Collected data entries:

Start of Block

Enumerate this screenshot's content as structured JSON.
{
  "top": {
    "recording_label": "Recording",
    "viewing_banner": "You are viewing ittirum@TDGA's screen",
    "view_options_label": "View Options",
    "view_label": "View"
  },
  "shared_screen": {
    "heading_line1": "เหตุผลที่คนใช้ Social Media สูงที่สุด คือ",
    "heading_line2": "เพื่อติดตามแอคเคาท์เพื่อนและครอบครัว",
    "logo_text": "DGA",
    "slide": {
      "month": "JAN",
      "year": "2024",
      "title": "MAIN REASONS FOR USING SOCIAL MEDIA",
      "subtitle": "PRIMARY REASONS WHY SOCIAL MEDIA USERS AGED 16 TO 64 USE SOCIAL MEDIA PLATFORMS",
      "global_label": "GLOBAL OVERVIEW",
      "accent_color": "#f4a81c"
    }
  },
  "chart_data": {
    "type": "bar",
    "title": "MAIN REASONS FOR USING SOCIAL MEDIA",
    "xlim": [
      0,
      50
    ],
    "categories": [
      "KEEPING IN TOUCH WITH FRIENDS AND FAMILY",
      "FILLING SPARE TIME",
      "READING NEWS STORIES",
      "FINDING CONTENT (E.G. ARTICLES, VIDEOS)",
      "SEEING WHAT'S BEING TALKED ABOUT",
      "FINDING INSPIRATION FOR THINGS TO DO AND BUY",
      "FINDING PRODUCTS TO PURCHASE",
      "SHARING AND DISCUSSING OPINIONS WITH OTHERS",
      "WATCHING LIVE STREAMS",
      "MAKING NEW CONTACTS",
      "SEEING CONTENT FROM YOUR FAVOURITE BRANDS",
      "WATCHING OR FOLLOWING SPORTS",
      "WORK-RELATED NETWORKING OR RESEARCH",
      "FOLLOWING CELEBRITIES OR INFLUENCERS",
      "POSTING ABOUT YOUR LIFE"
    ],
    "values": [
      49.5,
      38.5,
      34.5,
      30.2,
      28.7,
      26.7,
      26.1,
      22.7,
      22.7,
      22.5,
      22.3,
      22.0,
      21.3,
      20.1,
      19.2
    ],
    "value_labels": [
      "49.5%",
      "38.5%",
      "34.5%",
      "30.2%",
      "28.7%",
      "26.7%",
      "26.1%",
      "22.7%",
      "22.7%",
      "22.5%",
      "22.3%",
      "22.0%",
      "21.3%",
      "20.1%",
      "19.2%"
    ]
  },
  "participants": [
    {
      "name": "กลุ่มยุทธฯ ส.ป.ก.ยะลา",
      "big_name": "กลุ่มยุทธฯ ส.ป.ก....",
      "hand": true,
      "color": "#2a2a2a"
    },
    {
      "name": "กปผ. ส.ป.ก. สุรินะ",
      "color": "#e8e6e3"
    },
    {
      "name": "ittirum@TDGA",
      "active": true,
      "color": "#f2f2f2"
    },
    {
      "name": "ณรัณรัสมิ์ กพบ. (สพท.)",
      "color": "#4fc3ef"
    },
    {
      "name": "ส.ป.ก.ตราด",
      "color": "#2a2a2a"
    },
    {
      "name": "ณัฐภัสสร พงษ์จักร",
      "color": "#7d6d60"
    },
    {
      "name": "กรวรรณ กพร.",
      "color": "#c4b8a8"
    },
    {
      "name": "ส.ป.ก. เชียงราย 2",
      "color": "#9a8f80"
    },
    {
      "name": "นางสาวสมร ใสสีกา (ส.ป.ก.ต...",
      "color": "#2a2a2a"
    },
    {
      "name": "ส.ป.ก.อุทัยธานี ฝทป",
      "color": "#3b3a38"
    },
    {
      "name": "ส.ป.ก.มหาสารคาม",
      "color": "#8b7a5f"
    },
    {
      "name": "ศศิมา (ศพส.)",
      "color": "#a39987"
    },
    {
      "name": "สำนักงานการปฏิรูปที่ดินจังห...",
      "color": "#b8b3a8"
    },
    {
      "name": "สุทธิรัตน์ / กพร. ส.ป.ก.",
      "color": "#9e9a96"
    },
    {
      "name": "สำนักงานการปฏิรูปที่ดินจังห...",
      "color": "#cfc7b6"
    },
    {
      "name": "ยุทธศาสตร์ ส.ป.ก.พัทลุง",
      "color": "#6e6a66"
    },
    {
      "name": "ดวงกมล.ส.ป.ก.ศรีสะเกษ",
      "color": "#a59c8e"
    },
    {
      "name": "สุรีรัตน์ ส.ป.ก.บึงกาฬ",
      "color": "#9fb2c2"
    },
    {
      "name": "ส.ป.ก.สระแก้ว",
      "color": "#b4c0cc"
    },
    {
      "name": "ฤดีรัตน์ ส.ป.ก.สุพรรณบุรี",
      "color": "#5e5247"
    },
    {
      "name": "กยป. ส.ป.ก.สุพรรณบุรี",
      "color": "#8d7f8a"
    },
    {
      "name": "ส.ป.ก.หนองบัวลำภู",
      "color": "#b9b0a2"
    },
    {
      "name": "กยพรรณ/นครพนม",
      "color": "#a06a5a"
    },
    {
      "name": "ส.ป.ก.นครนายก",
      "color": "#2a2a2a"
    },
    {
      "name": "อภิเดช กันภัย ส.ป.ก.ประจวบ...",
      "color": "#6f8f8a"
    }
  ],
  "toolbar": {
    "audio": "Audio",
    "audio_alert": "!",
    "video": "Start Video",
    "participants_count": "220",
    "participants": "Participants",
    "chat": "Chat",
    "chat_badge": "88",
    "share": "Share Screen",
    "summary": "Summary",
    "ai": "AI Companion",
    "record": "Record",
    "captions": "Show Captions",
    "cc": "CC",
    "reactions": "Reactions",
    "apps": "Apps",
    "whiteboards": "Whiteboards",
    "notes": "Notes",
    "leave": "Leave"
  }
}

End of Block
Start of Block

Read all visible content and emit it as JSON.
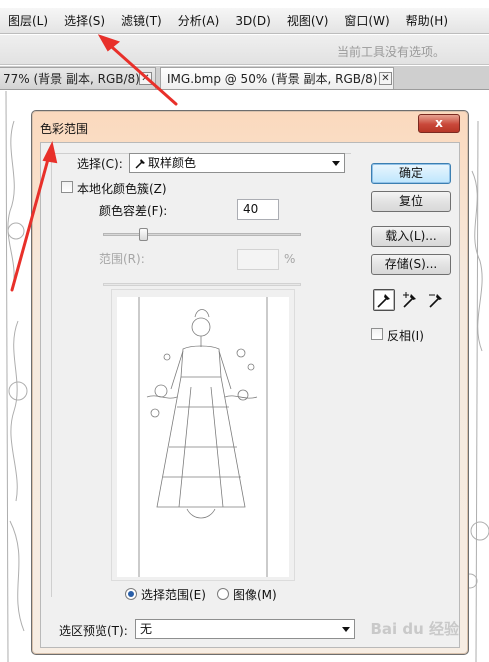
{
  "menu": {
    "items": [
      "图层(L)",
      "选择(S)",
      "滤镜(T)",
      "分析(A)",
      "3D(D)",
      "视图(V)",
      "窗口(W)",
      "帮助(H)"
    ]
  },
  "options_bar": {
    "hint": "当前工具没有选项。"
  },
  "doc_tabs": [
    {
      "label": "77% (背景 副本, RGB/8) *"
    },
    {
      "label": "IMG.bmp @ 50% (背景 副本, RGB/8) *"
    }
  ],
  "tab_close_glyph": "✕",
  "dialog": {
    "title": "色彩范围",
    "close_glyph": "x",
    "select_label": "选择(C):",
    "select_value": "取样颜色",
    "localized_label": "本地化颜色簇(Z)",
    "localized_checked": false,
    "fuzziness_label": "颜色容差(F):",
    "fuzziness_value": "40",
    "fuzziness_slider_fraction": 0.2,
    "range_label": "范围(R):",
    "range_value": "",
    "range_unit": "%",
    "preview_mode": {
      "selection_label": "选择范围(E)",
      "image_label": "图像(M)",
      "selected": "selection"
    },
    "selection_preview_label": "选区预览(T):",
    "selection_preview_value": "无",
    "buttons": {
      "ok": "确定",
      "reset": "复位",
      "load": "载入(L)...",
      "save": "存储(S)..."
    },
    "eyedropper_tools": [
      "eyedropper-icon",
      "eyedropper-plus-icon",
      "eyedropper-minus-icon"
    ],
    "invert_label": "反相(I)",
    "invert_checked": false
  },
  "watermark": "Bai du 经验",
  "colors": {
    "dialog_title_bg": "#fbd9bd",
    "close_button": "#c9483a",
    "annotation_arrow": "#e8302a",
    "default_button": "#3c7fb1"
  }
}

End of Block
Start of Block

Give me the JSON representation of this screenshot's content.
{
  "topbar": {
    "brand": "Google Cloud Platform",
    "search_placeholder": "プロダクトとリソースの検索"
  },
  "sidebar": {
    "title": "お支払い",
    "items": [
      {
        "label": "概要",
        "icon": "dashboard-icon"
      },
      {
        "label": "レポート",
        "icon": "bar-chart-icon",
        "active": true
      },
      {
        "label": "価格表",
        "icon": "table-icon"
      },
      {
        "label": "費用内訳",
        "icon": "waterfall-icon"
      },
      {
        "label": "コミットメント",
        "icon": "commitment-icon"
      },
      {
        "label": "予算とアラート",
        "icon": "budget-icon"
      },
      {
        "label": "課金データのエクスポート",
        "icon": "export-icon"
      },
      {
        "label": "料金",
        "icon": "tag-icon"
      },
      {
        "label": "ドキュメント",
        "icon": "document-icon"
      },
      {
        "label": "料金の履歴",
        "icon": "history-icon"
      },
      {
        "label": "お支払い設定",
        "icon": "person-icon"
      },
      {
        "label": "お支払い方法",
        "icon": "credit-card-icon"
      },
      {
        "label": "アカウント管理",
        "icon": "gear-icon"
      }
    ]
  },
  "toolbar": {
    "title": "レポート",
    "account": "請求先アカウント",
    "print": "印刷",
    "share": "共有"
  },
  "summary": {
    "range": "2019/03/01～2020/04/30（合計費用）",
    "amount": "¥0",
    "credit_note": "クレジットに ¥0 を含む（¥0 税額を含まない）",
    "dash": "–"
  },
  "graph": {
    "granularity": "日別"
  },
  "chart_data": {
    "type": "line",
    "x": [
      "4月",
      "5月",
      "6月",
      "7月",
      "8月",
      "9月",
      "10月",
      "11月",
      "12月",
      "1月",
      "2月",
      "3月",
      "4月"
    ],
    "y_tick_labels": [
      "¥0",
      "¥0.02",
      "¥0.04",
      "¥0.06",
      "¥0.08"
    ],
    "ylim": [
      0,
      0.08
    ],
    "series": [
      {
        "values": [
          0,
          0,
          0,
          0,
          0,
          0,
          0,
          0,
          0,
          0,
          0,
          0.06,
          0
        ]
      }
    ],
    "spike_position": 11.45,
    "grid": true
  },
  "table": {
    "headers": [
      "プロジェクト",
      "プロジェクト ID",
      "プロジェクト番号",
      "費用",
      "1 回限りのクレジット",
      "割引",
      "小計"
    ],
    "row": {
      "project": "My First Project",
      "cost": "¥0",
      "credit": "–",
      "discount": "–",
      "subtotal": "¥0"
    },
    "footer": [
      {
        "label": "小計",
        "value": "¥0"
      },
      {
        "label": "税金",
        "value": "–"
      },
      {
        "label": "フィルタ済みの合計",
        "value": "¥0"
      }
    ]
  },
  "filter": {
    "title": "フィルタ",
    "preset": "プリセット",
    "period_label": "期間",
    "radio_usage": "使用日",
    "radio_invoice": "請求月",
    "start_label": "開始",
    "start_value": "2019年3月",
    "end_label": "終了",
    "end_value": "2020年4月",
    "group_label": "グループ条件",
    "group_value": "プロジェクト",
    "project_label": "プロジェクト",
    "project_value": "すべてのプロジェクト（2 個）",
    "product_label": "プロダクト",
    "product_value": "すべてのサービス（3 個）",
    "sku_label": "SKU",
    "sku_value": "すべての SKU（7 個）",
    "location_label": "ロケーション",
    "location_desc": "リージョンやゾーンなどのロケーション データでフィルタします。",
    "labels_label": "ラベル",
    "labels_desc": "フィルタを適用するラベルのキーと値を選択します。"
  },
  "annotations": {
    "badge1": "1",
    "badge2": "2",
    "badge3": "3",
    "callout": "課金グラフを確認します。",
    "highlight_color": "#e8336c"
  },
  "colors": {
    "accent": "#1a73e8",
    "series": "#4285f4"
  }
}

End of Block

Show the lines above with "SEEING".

      "SEEING WHAT'S BEING TALKED ABOUT",
      "SEEING CONTENT FROM YOUR FAVOURITE BRANDS",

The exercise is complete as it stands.